[Opening Information provided section]
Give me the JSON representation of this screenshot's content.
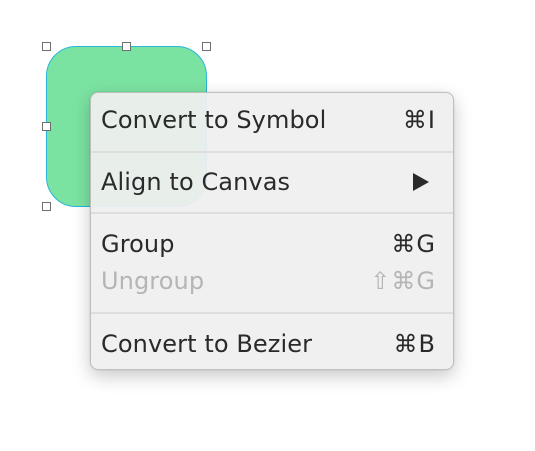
{
  "canvas": {
    "shape_fill": "#7be3a2",
    "shape_stroke": "#29b6d9",
    "handle_icon": "square-handle"
  },
  "context_menu": {
    "items": [
      {
        "label": "Convert to Symbol",
        "shortcut": "⌘I",
        "enabled": true
      },
      {
        "label": "Align to Canvas",
        "submenu_icon": "triangle-right-icon",
        "enabled": true
      },
      {
        "label": "Group",
        "shortcut": "⌘G",
        "enabled": true
      },
      {
        "label": "Ungroup",
        "shortcut": "⇧⌘G",
        "enabled": false
      },
      {
        "label": "Convert to Bezier",
        "shortcut": "⌘B",
        "enabled": true
      }
    ],
    "text_color": "#2a2a2a",
    "disabled_color": "#b5b5b5"
  }
}
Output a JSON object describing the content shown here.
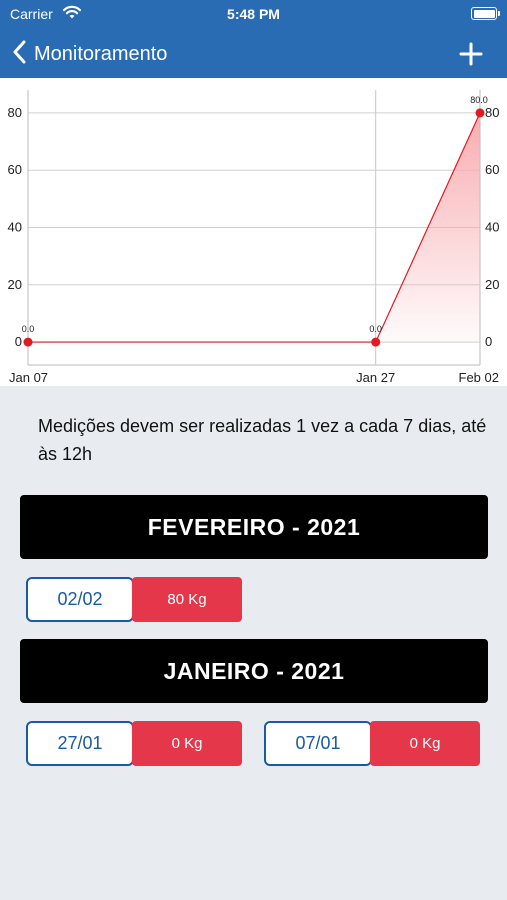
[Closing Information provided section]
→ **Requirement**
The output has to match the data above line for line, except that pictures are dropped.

→ **Task response**
Give me the JSON representation of this screenshot's content.
{
  "canvas": {
    "shape_fill": "#7be3a2",
    "shape_stroke": "#29b6d9",
    "handle_icon": "square-handle"
  },
  "context_menu": {
    "items": [
      {
        "label": "Convert to Symbol",
        "shortcut": "⌘I",
        "enabled": true
      },
      {
        "label": "Align to Canvas",
        "submenu_icon": "triangle-right-icon",
        "enabled": true
      },
      {
        "label": "Group",
        "shortcut": "⌘G",
        "enabled": true
      },
      {
        "label": "Ungroup",
        "shortcut": "⇧⌘G",
        "enabled": false
      },
      {
        "label": "Convert to Bezier",
        "shortcut": "⌘B",
        "enabled": true
      }
    ],
    "text_color": "#2a2a2a",
    "disabled_color": "#b5b5b5"
  }
}
Output a JSON object describing the content shown here.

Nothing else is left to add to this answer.